Wednesday, September 01, 2010

On Being Boring

My previous post is very boring. Not only are lists boring, but within moments of posting this one I had echoing in my head the speech the Jack Black character makes about some list that combines standards with a few curves thrown in just to make you seem slightly original. Polythene Pam, you expose me.

I was born in Heidelberg in the immediate aftermath of the breakup of the Beatles (after Abbey Road and just before Let it Be). I was unaware of the extent of the tragedy of John Lennon's death, even after my pacifist elementary school teacher had us all study the lyrics to "Imagine." I liked the song just fine, but a ten-year old boy's interest tend toward (I can't honestly remember what... I think Blondie). I didn't listen to the Beatles until my buddy Chip brought over the White Album. I remember him with a big grin on his face mouthing "Bang bang, shoot shoot" on "Happiness is a Warm Gun." We were sitting in an odd part of my old house, a narrow sort of wing off of the living room which featured mostly bookshelves, my parents' record player, and a smallish bar. For months thereafter I listened to cassettes of Sgt Pepper and Rubber Soul and Revolver, and discovered to my delight that my parents (whose collection was otherwise disappointing) had a copy of Abbey Road.

Probably my peculiar sense of the passage of time, of decades and of eras, has as much to do with those months as with anything else. It turns out, according to Billboard, that the number one song of 1970 was "Raindrops Keep Falling on My Head."

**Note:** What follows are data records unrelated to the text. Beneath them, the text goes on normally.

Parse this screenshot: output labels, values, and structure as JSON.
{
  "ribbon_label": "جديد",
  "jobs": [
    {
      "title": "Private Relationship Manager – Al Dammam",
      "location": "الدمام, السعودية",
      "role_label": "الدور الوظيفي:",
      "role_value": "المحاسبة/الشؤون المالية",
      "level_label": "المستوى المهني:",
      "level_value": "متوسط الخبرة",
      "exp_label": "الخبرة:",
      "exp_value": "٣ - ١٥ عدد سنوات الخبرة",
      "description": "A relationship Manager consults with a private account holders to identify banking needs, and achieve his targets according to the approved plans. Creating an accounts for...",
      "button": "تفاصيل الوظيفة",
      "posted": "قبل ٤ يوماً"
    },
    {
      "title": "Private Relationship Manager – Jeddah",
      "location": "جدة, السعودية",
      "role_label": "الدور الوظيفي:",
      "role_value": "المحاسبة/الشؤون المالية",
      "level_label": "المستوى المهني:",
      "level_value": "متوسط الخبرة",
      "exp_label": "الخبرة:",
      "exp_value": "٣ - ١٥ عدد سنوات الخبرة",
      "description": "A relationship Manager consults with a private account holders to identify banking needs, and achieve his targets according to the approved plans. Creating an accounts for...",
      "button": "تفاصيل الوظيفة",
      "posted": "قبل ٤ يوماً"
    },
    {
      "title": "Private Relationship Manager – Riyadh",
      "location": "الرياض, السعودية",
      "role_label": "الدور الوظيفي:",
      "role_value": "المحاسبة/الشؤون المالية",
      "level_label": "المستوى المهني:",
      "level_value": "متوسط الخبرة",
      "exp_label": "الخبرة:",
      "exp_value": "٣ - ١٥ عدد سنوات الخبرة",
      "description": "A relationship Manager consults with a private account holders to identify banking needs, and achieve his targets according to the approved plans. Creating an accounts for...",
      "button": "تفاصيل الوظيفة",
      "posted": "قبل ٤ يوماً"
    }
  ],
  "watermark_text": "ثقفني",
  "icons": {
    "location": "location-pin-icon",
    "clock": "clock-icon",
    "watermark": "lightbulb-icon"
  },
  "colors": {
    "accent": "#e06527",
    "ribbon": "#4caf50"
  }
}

A small coda: a little before I latched on to the small, sad youth culture of John Hughes movies, the Violent Femmes, and others unimpressed with Morning in America, and it may have been a matter of months, I was at a dance somewhere. "Hard Days Night" came on, and I danced, leaping up and down alone. It gave me a way to make it through to college, a little bubble to ride out adolescence. Thinking of it now, it's not the same as nostalgia. It was a tool, and that tool gave me a particular sense of history, one that skewed some things and clarified others. It was very interesting to me, yet now seems banal in the telling, a lot like my list.